In the last forty years mixed marriages over Europe have become very commonplace. It's not rare at all to have two parents both speaking a different native tongue and living in a country that neither of them were born in. Their children could easily grow up speaking three of four languages quite effortlessly.

What effect does this have on the human brain' Does it make a difference or not? Is it a good thing to have one mother tongue and then learn other languages? Does it matter?
As in all things it's good to be light hearted but not superficial.

I have come a long way from what my friend was telling me.
She told me about the Chinese alphabet which is based on imagery rather than sounds and the Japanese alphabet and the difference in the brain.

I must have switched off then because I got a bit worried about my own brain and the humiliation of writing 'San Fairy Anne' came back to me and even after all these years it makes me feel such a failure, or as my dad said often in France when people looked at him in puzzlement, 'Jazz we stupide' 'Je suis stupid'.

However does it matter? As my dad  said 'it's the way you say it not what you say.' Communication is what's important.










Monday, 11 May 2020

If you don't laugh you'll cry

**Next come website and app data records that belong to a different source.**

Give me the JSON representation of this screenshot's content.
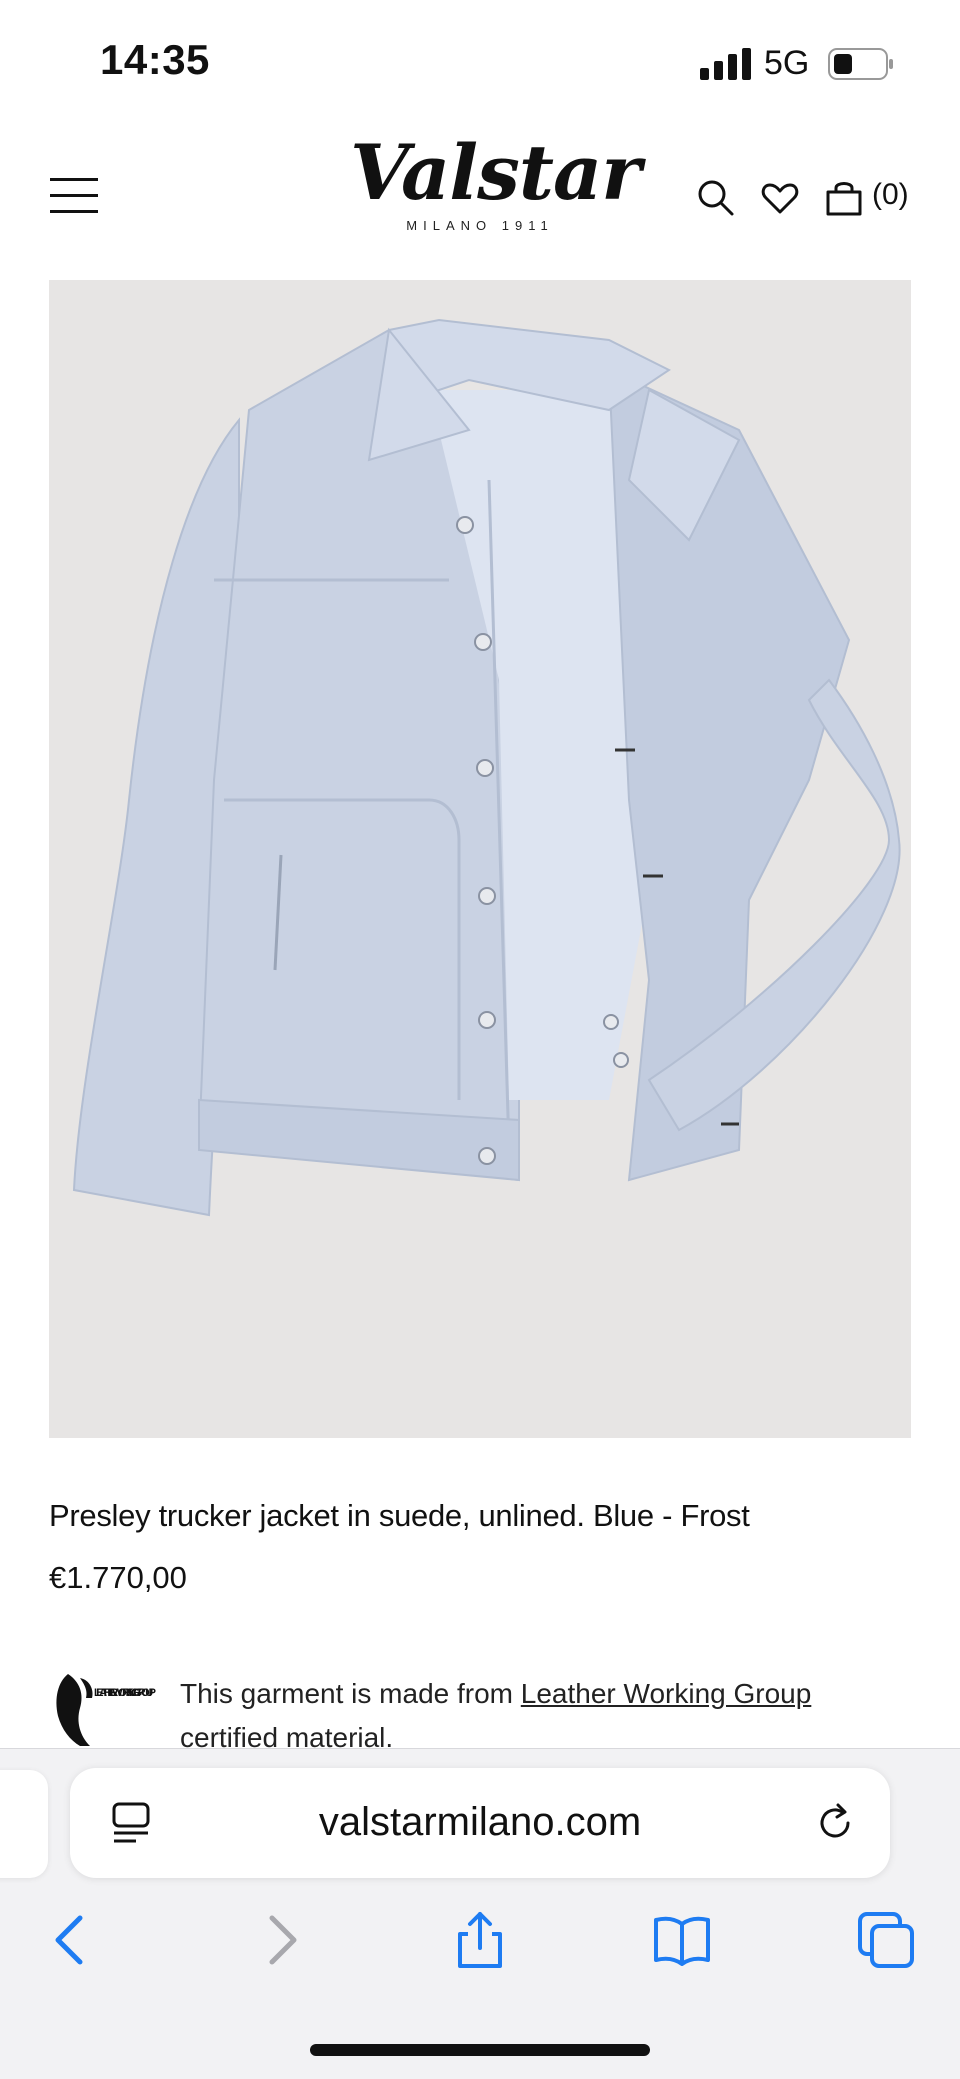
{
  "status_bar": {
    "time": "14:35",
    "network": "5G"
  },
  "header": {
    "logo_text": "Valstar",
    "logo_subtext": "MILANO 1911",
    "cart_count": "(0)",
    "icons": [
      "menu-icon",
      "search-icon",
      "heart-icon",
      "bag-icon"
    ]
  },
  "product": {
    "title": "Presley trucker jacket in suede, unlined. Blue - Frost",
    "price": "€1.770,00",
    "image_icon": "jacket-illustration",
    "image_bg": "#e7e5e4",
    "jacket_color": "#c9d2e3"
  },
  "certification": {
    "logo_text": "LEATHER WORKING GROUP",
    "text_before": "This garment is made from ",
    "link_text": "Leather Working Group",
    "text_after": "certified material."
  },
  "browser": {
    "url": "valstarmilano.com",
    "accent": "#1e7cf2",
    "toolbar": [
      "back-icon",
      "forward-icon",
      "share-icon",
      "bookmarks-icon",
      "tabs-icon"
    ]
  }
}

So many times in life you might think that if you don't think about something it will go away.  So many times we have heard things like 'You made your bed, now lie in it'. 'Roll up your sleeves and get on with it,' ' idle hands make fretful minds.'' It's nothing that a bit of hard work won't cure, ' 'Look on the bright side, ' you've got too much to think about, ' 'You haven't got enough to do,' 'everyone back to what they were doing, ' etc etc. I am sure you can come up with many of your own that people have told you over the years.
The point is that we are constantly urged to have something to do, something to get on with to take our mind off our worries.
In these troubled times many of us have turned to social media for comfort. Some of us might sent videos, quotes, inspirational thoughts that in normal times would have been an intrusion into our days. To sit down and watch entertaining videos that last anything up to five minutes thirty times a day would be too time- consuming. Now however it is a comfort, a welcome distraction and a sign that someone is thinking of you.
Of course there is nothing funny about the reason we are all staying at home and avoiding each other, quite the opposite, it is tragic. Yet we can find solace in humour.

Thank you everyone who has sent me videos that have cheered me up and made me feel less alone.

Tuesday, 21 April 2020

Poems to give you hope



Here are two poems for today, both written in troubled times. Poetry seems to speak straight to the soul and poets great gift is to comfort us and speak to parts that need help-

The first one is by Siegfried Sassoon (1886 - 1967)
He witnessed the horrors of the First World war but wrote this poem about the beauty of bird song.

                         Everybody Sang

Everyone suddenly burst out singing;
And I was filled with such delight
As prisoned birds must find in freedom
Winging wildly across the white
Orchards and dark green fields; on; on; and out of sight.

Everyone's voice was suddenly lifted,
And beauty came like the setting sun.
My heart was shaken with tears; and horror
Drifted away… O but every one
Was a bird; and the song was wordless; the singing
    will never be done.


the second one is by Patience Strong. Her real name was Winifred Emma May (1907 - 1990) and my mum loved listening to her poems. She wrote poetry during the Second World war to lift up people's spirits and give them hope for peace.

Forget the times of trouble but not the truths they taught.
Forget the days of sorrow but not the strength they brought.

Forget the storms you battled through beneath a heavy load
But not the Light that lead you safely down the unknown road.

I feel thankful to people who wrote poetry that sums up what we are feeling.

A poem a day, a laugh a day, something good to eat a day, a smile a day, a comforting word a day, day by day, one step at a time.

I will end on a light not with a joke

Johnny goes to the doctor

'Doctor, doctor, I keep having a recurring dream. First I'm a wigwam, then I turn into a teepee. Then I'm a wigwam again and then a teepee. What's wrong with me?

The doctor replies, 'It's very simple. You are two tents.  ( too tense)